### RECORDS PROVIDED
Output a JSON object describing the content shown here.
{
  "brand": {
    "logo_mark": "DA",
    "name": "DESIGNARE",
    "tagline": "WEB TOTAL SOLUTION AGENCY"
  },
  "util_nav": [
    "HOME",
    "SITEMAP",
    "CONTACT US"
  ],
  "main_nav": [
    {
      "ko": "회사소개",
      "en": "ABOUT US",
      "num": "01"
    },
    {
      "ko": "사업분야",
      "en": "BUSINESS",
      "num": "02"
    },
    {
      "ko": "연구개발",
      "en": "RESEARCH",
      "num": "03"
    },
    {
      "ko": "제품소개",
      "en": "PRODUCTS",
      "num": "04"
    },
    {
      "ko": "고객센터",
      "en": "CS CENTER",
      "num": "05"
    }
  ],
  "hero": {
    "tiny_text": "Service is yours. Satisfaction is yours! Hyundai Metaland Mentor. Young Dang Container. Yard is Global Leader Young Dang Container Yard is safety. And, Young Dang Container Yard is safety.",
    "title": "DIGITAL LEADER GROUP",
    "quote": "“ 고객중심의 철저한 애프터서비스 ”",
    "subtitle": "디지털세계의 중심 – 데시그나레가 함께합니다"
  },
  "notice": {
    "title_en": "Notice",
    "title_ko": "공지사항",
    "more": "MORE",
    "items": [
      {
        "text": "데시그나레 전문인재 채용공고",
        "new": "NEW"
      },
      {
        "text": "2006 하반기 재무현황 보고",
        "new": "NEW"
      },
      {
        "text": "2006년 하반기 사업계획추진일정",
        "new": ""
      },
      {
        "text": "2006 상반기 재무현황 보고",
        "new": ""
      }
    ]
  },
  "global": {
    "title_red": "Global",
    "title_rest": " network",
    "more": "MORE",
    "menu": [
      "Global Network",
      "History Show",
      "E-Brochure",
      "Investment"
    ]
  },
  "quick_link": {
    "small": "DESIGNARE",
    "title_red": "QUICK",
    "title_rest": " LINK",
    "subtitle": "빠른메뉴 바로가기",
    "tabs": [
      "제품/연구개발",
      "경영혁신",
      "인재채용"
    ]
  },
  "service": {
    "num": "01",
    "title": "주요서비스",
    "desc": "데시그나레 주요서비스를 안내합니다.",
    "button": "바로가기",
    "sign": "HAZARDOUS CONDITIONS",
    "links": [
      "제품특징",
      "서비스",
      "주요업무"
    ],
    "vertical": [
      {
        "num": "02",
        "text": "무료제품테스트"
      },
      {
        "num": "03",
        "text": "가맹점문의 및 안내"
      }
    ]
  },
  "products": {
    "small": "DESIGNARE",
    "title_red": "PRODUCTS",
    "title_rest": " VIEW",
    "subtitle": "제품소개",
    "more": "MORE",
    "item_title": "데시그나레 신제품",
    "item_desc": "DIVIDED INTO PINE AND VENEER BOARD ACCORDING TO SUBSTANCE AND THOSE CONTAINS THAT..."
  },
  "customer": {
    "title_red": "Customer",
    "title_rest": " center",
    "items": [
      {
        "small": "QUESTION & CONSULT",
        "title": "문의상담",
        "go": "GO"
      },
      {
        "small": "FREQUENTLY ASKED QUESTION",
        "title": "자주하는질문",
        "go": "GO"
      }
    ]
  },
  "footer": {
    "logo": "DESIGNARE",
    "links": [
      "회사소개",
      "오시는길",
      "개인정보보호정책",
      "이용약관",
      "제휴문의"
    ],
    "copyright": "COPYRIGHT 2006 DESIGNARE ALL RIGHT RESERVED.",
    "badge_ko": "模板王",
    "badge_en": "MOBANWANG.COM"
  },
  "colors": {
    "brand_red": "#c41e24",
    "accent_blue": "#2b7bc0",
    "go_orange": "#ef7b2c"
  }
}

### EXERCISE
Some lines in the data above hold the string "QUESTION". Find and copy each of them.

### OUTPUT OF THE TASK
        "small": "QUESTION & CONSULT",
        "small": "FREQUENTLY ASKED QUESTION",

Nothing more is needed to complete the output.